> [THE TASK] Within the entries below, how many lines carry the word "data"? State the number and stop.

[Records from a collection]
• • • • •

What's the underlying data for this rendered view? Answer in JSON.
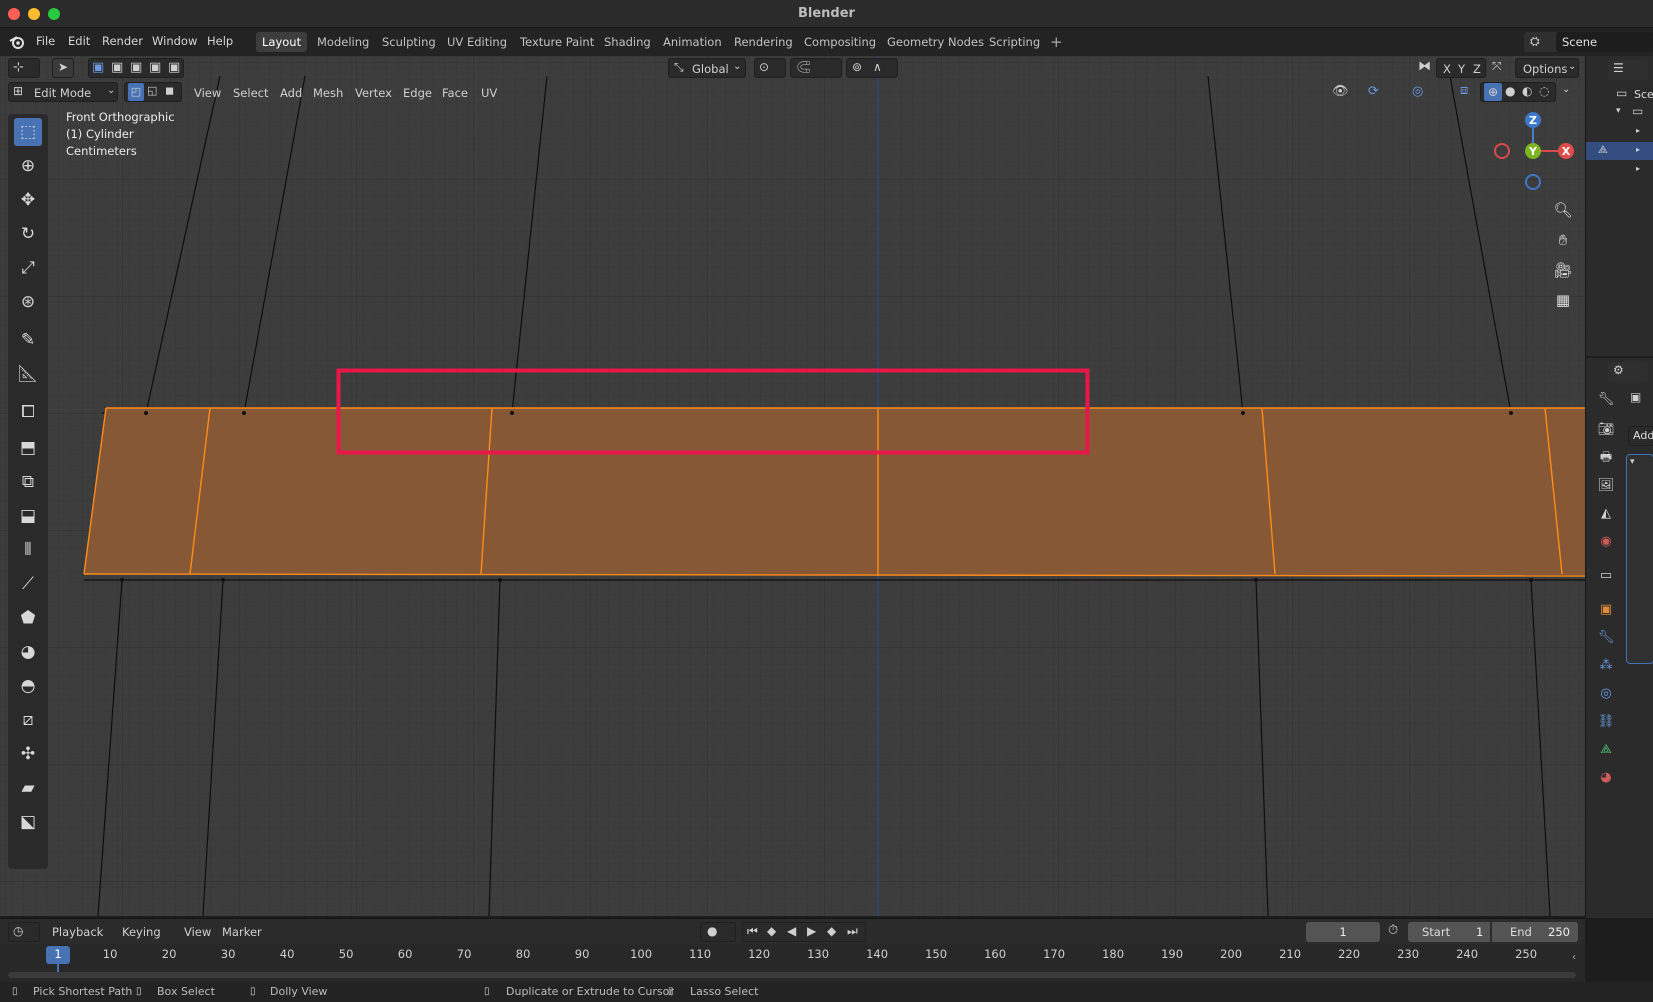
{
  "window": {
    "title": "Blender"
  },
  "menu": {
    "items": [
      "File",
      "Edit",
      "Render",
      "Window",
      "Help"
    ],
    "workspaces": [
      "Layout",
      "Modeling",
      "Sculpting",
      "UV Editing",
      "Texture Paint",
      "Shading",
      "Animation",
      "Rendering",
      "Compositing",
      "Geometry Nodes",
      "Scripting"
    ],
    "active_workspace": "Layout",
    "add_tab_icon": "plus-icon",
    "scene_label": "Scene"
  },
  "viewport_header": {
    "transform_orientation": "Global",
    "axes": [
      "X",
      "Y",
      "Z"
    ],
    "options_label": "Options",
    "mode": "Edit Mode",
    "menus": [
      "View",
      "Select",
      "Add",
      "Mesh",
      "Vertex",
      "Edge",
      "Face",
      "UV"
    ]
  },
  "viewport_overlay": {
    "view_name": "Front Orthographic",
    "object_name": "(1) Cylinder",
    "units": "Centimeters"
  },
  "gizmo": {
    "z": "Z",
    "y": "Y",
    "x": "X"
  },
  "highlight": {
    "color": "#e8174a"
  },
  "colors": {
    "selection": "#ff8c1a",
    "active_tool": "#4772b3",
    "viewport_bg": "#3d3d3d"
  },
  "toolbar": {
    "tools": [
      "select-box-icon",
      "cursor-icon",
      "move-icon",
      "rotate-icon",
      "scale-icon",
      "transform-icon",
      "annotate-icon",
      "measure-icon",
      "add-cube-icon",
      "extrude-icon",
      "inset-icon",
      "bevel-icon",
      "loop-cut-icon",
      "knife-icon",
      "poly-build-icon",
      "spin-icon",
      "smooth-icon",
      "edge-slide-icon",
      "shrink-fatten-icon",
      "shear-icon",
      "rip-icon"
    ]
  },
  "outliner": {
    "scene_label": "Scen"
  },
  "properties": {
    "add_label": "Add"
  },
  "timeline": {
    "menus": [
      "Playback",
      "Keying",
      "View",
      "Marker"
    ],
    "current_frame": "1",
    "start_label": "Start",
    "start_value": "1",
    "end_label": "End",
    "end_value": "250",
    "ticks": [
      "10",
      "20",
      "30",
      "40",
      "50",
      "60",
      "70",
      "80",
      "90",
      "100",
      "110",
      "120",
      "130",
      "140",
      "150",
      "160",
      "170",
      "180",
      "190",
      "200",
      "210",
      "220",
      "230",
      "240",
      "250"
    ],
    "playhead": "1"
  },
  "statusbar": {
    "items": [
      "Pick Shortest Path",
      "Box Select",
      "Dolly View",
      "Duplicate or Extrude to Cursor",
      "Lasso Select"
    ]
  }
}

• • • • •

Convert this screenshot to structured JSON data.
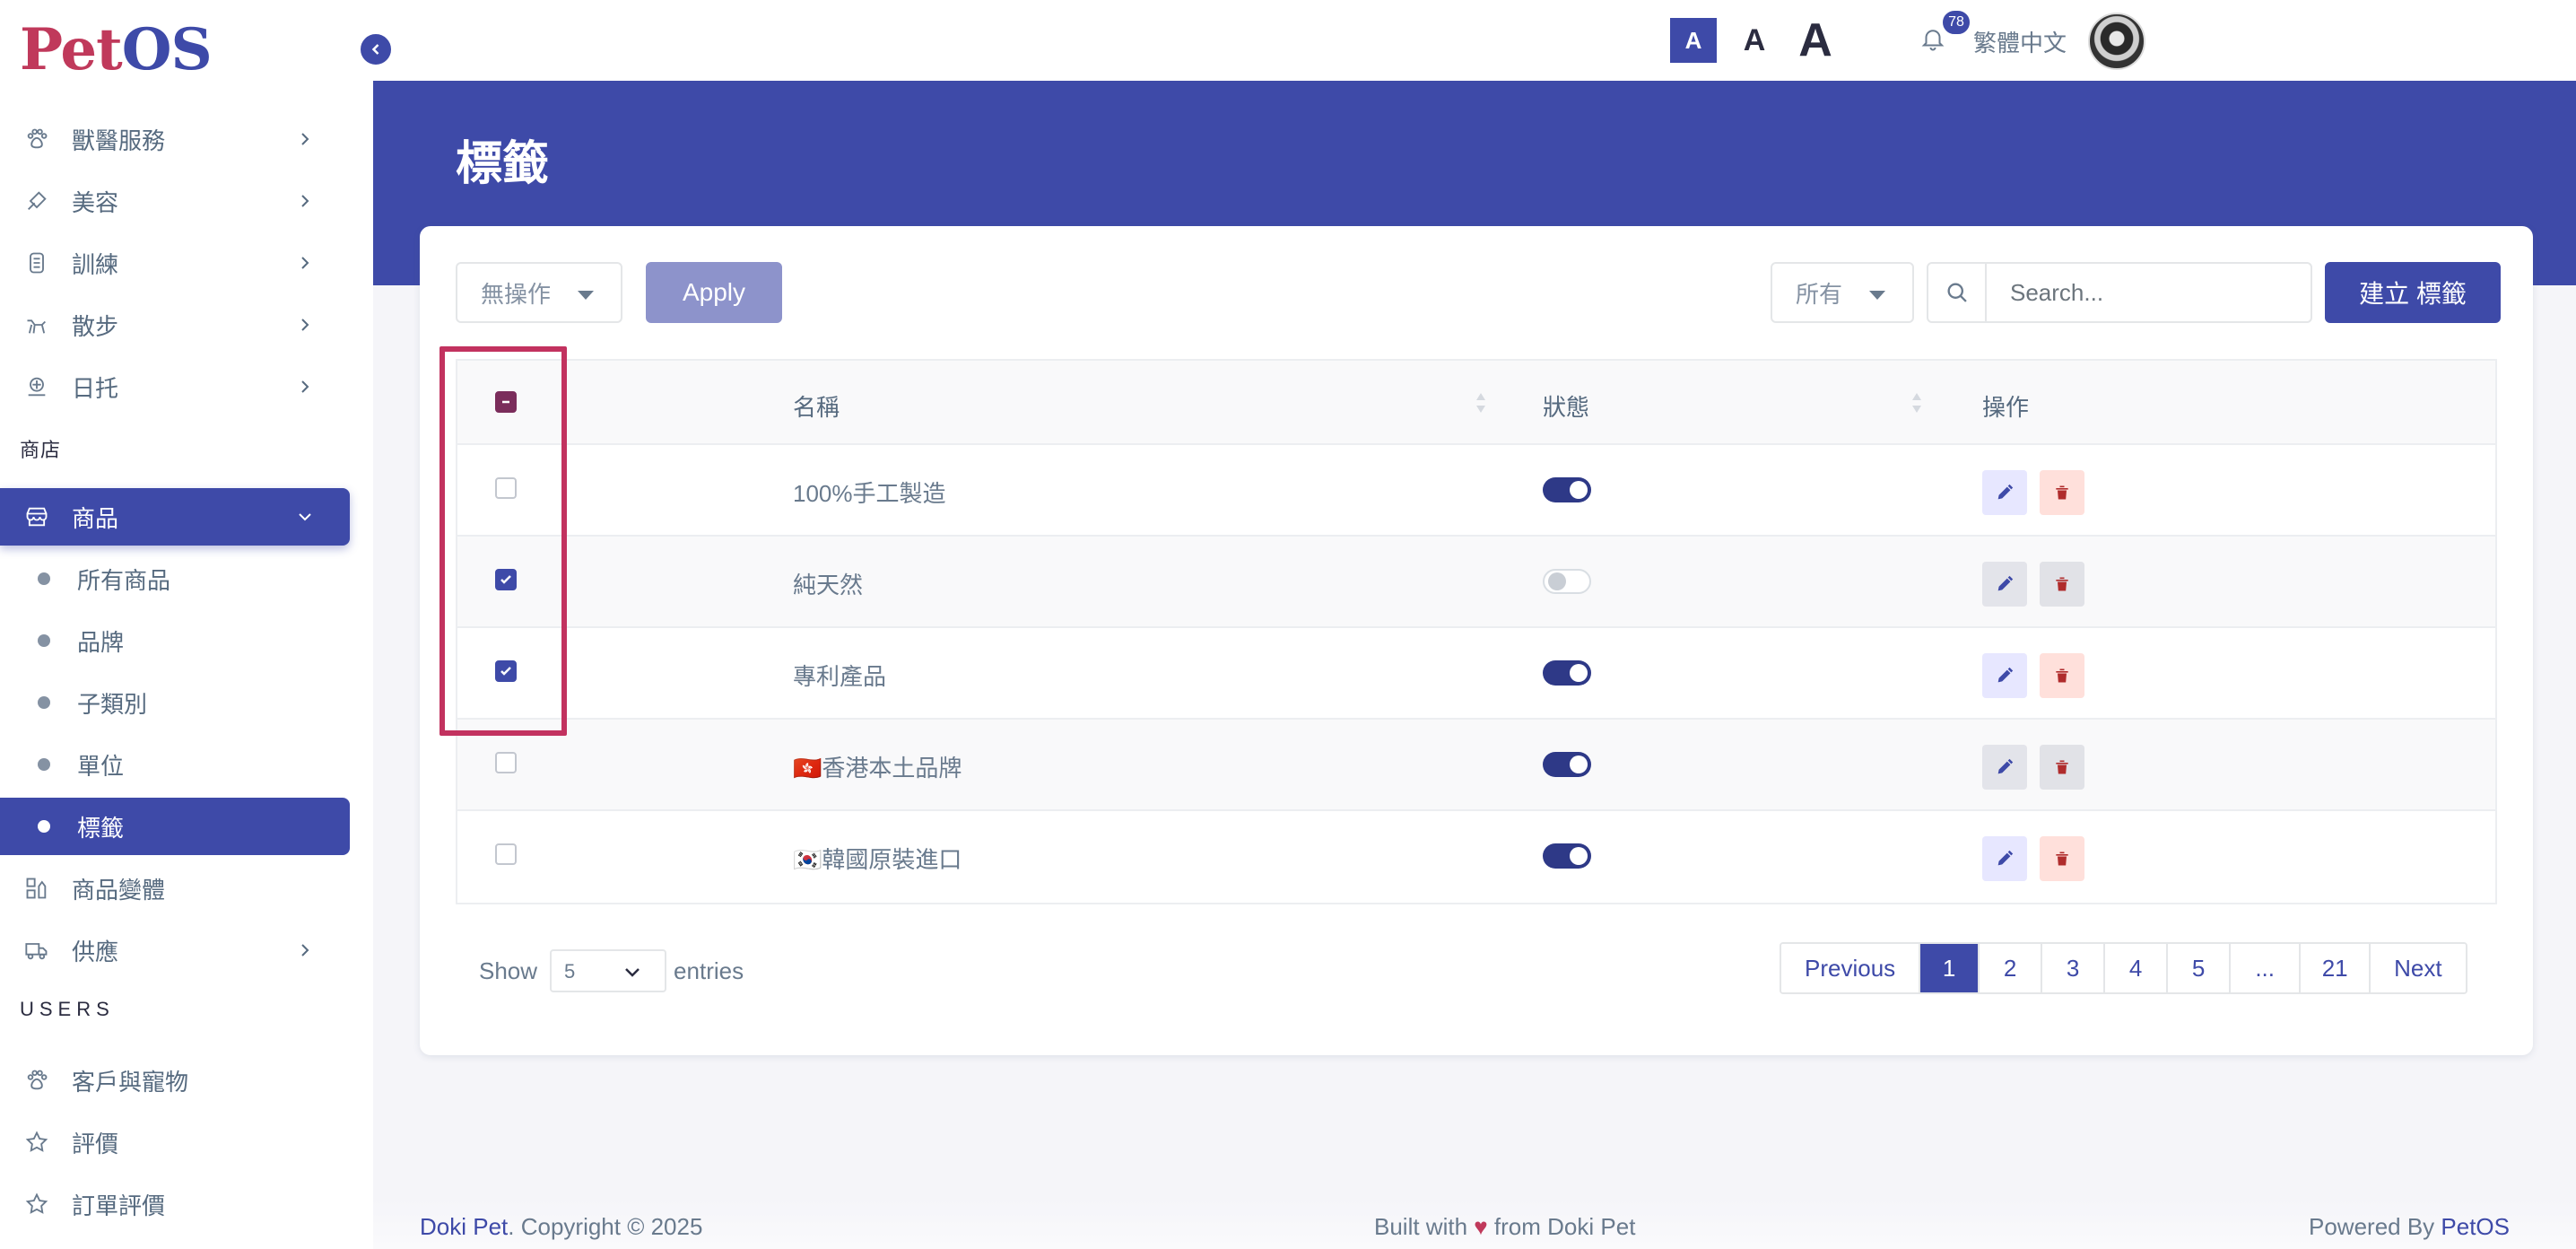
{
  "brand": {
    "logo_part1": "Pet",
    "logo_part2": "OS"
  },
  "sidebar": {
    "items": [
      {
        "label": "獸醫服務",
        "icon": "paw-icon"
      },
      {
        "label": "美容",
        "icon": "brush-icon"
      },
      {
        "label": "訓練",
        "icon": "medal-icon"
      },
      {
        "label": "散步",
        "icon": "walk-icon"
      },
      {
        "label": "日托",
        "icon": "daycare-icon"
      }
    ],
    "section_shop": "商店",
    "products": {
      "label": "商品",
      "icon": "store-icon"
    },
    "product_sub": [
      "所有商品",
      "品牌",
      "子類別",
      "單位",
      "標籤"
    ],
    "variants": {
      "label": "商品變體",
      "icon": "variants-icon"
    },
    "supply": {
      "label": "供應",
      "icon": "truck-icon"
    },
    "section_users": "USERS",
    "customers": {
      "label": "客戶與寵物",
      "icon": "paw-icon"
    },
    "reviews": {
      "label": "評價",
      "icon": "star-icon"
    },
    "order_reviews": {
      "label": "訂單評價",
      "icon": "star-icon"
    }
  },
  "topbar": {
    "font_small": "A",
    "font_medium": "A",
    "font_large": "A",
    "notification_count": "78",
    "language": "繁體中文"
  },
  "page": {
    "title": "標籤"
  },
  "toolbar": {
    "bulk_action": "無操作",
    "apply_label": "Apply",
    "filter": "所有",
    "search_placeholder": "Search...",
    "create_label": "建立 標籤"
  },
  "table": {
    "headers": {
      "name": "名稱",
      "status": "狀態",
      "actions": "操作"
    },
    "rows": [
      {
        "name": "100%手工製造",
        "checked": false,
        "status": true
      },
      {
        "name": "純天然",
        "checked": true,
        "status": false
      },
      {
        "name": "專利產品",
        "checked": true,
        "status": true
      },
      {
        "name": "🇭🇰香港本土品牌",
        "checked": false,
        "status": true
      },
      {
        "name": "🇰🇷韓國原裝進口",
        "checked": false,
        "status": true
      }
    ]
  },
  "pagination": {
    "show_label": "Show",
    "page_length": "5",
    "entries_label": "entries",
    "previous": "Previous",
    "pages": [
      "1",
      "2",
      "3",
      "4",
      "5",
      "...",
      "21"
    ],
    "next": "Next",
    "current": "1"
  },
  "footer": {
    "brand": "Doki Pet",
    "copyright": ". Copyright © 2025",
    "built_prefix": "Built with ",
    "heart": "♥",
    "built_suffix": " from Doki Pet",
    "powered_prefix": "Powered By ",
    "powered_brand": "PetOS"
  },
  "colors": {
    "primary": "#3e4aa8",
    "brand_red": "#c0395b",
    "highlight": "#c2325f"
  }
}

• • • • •

> [WORKED SOLUTION] 2